There are also some galaxies with different controls that only use the motion controls to perform actions such as manta surfing, ball rolling and moving bubbles by blowing air at them. The motion controls are implemented well into these actions. The only one I have a problem with is the manta surfing one (which bears a resemblance to Mario 64's slide levels), where you control the manta by twisting the Wii Remote left and right, and if you do it too fast, the game interprets it as a shake, which is a jump when you're manta surfing. This can lead to deaths that could have been easily avoided by having more traditional controls in these segments.
The ball rolling segments are much less obtrusive, and the only problem I have with it is that it's hard to stop, which you do by holding the Wii Remote upright, but this is a pretty minor complaint, except in those places where you have to get through a narrow path. It would have been improved by being controlled with the analog stick, but it's better than the manta surfing stages, since the game only uses the motion controls for rolling the ball, so you won't be making any accidental jumps.
The bubble stages are definitely the best of the three. Mario is trapped inside a bubble which you can move by blowing air at it, an action which involves pointing at the screen and pressing A to blow air at it from the on-screen cursor. I never once felt that these segments would have been better by using the analog sicks, and they might even be better with the motion controls.
Thanks to the addition of planetoids and gravity, Super Mario Galaxy features some of the most creative level design in years. There is an entire planetoid shaped like a question mark, one shaped like an 8-bit Mario and one shaped like Yoshi's head.

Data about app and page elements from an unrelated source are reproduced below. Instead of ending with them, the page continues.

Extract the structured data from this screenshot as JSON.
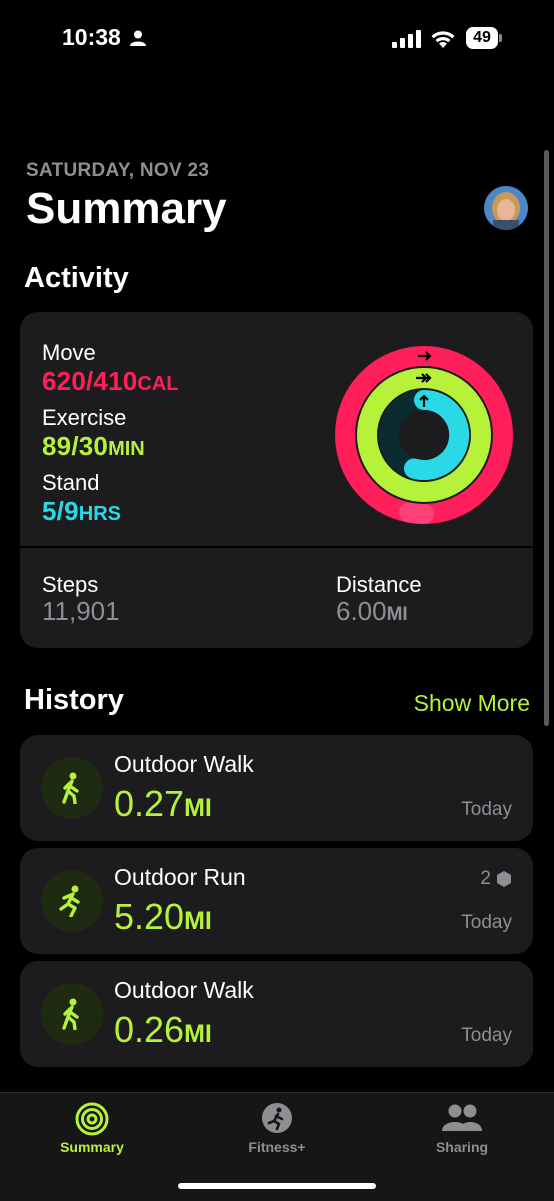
{
  "status_bar": {
    "time": "10:38",
    "battery": "49"
  },
  "header": {
    "date": "SATURDAY, NOV 23",
    "title": "Summary"
  },
  "activity": {
    "section_title": "Activity",
    "move": {
      "label": "Move",
      "value": "620/410",
      "unit": "CAL",
      "color": "#ff1f5a",
      "progress": 1.51
    },
    "exercise": {
      "label": "Exercise",
      "value": "89/30",
      "unit": "MIN",
      "color": "#b6f23a",
      "progress": 2.97
    },
    "stand": {
      "label": "Stand",
      "value": "5/9",
      "unit": "HRS",
      "color": "#2ad9e6",
      "progress": 0.56
    },
    "steps": {
      "label": "Steps",
      "value": "11,901"
    },
    "distance": {
      "label": "Distance",
      "value": "6.00",
      "unit": "MI"
    }
  },
  "history": {
    "section_title": "History",
    "show_more": "Show More",
    "items": [
      {
        "title": "Outdoor Walk",
        "value": "0.27",
        "unit": "MI",
        "date": "Today",
        "icon": "walk-icon",
        "badge": ""
      },
      {
        "title": "Outdoor Run",
        "value": "5.20",
        "unit": "MI",
        "date": "Today",
        "icon": "run-icon",
        "badge": "2"
      },
      {
        "title": "Outdoor Walk",
        "value": "0.26",
        "unit": "MI",
        "date": "Today",
        "icon": "walk-icon",
        "badge": ""
      }
    ]
  },
  "tabs": [
    {
      "label": "Summary",
      "active": true,
      "icon": "rings-icon"
    },
    {
      "label": "Fitness+",
      "active": false,
      "icon": "fitness-plus-icon"
    },
    {
      "label": "Sharing",
      "active": false,
      "icon": "sharing-icon"
    }
  ],
  "colors": {
    "accent": "#b6f23a",
    "move": "#ff1f5a",
    "exercise": "#b6f23a",
    "stand": "#2ad9e6",
    "card": "#1c1c1e"
  }
}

Just like previous Mario games, whenever you get a star, you get taken back to the hub world, something that I hated in Mario 64. However, unlike previous Mario games, when you go back to the same galaxy to get the next star, the world is significantly changed (although there are a few exceptions), which makes it feel like there's a real reason to have to go back. The prankster comets are also a good way to justify going back.The boss battles are usually like a sort of final exam on some skill you learned, usually earlier within the same galaxy, like throwing koopa shells or leading the Bullet Bills. This time around there are less bosses that are just bigger versions of smaller enemies, and there are small changes in their behaviour after hitting them enough times to make the fight slightly harder, such as bringing smaller enemies to help them out.

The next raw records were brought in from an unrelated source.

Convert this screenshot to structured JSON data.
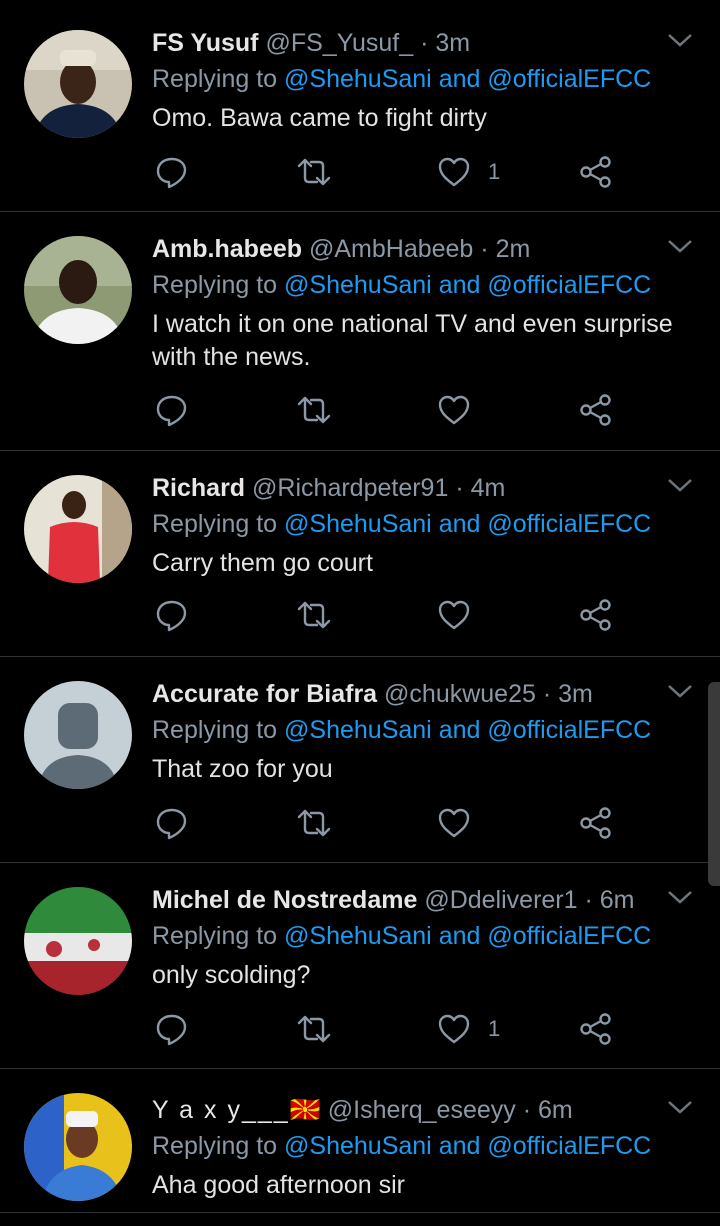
{
  "reply_prefix": "Replying to",
  "reply_and": "and",
  "reply_mention_1": "@ShehuSani",
  "reply_mention_2": "@officialEFCC",
  "colors": {
    "background": "#000000",
    "accent": "#1d9bf0",
    "muted": "#8b98a5",
    "text": "#e3e3e3"
  },
  "tweets": [
    {
      "name": "FS Yusuf",
      "handle": "@FS_Yusuf_",
      "time": "3m",
      "text": "Omo. Bawa came to fight dirty",
      "likes": "1",
      "avatar_icon": "profile-photo"
    },
    {
      "name": "Amb.habeeb",
      "handle": "@AmbHabeeb",
      "time": "2m",
      "text": "I watch it on one national TV and even surprise with the news.",
      "likes": "",
      "avatar_icon": "profile-photo"
    },
    {
      "name": "Richard",
      "handle": "@Richardpeter91",
      "time": "4m",
      "text": "Carry them go court",
      "likes": "",
      "avatar_icon": "profile-photo"
    },
    {
      "name": "Accurate for Biafra",
      "handle": "@chukwue25",
      "time": "3m",
      "text": "That zoo for you",
      "likes": "",
      "avatar_icon": "default-avatar"
    },
    {
      "name": "Michel de Nostredame",
      "handle": "@Ddeliverer1",
      "time": "6m",
      "text": "only scolding?",
      "likes": "1",
      "avatar_icon": "flag-photo"
    },
    {
      "name": "Y a x y___",
      "name_emoji": "🇲🇰",
      "handle": "@Isherq_eseeyy",
      "time": "6m",
      "text": "Aha good afternoon sir",
      "likes": "",
      "avatar_icon": "profile-photo"
    }
  ]
}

When I bought Super Mario Galaxy earlier this year, I honestly wasn't expecting to be blown away by it. I expected it to be, like Super Mario 64 was to me, a good, but overrated, game. Instead, it surpassed all expectations I had for it. It's creative, it's new (well, it's new to me, anyway, seeing as I first played it this year) and it's full of memorable moments. It has it's own share of flaws, sure, but overall, I'd say it's without a doubt the best 3D platformer to date (at least until I play Galaxy 2),and probably my favorite game of all time.

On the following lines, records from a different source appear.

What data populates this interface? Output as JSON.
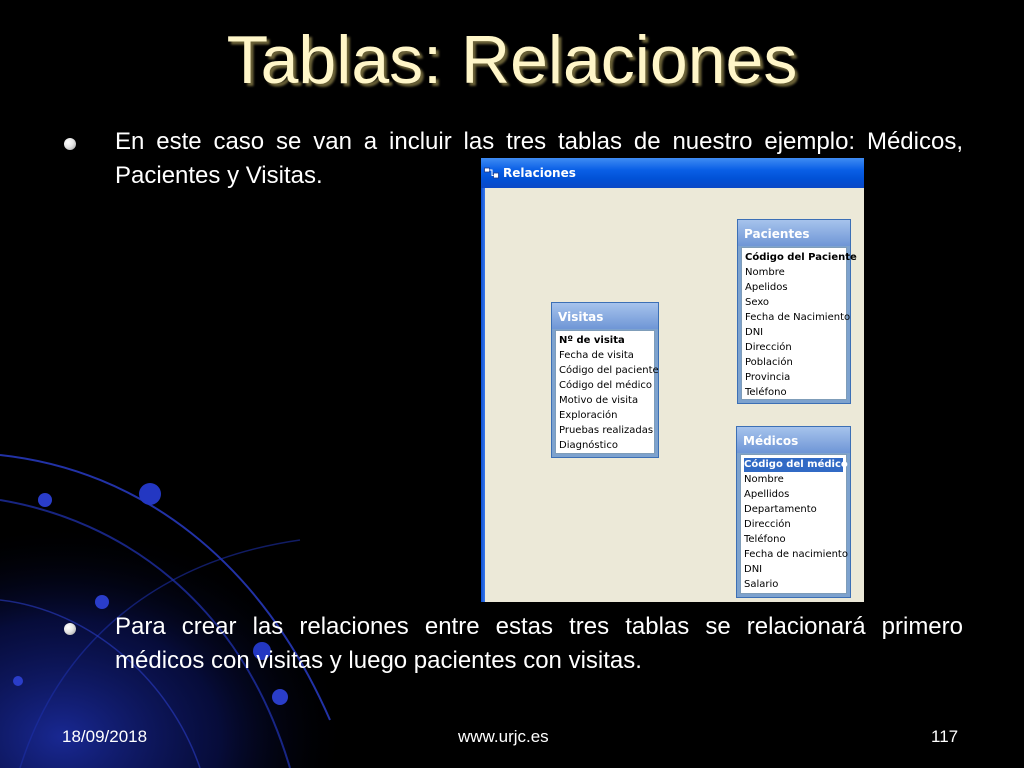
{
  "slide": {
    "title": "Tablas: Relaciones",
    "bullets": [
      "En este caso se van a incluir las tres tablas de nuestro ejemplo: Médicos, Pacientes y Visitas.",
      "Para crear las relaciones entre estas tres tablas se relacionará primero médicos con visitas y luego pacientes con visitas."
    ],
    "footer": {
      "date": "18/09/2018",
      "url": "www.urjc.es",
      "page": "117"
    }
  },
  "window": {
    "title": "Relaciones",
    "icon": "relationships-icon",
    "tables": {
      "visitas": {
        "title": "Visitas",
        "fields": [
          "Nº de visita",
          "Fecha de visita",
          "Código del paciente",
          "Código del médico",
          "Motivo de visita",
          "Exploración",
          "Pruebas realizadas",
          "Diagnóstico"
        ],
        "key_field": "Nº de visita"
      },
      "pacientes": {
        "title": "Pacientes",
        "fields": [
          "Código del Paciente",
          "Nombre",
          "Apelidos",
          "Sexo",
          "Fecha de Nacimiento",
          "DNI",
          "Dirección",
          "Población",
          "Provincia",
          "Teléfono"
        ],
        "key_field": "Código del Paciente"
      },
      "medicos": {
        "title": "Médicos",
        "fields": [
          "Código del médico",
          "Nombre",
          "Apellidos",
          "Departamento",
          "Dirección",
          "Teléfono",
          "Fecha de nacimiento",
          "DNI",
          "Salario"
        ],
        "key_field": "Código del médico",
        "selected_field": "Código del médico"
      }
    }
  },
  "colors": {
    "background": "#000000",
    "title_text": "#fff6c8",
    "body_text": "#ffffff",
    "titlebar_blue": "#0a5fe6",
    "window_face": "#ece9d8",
    "field_list_header": "#7da2ce",
    "selection": "#316ac5"
  }
}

Score: 10/10 (Just to make it clear, I rate games on a score from 1 to 10, without decimals)
(NOTE: This is my first ever review, so if you need me to clear something up or if you have any tips, please post them in the comments.)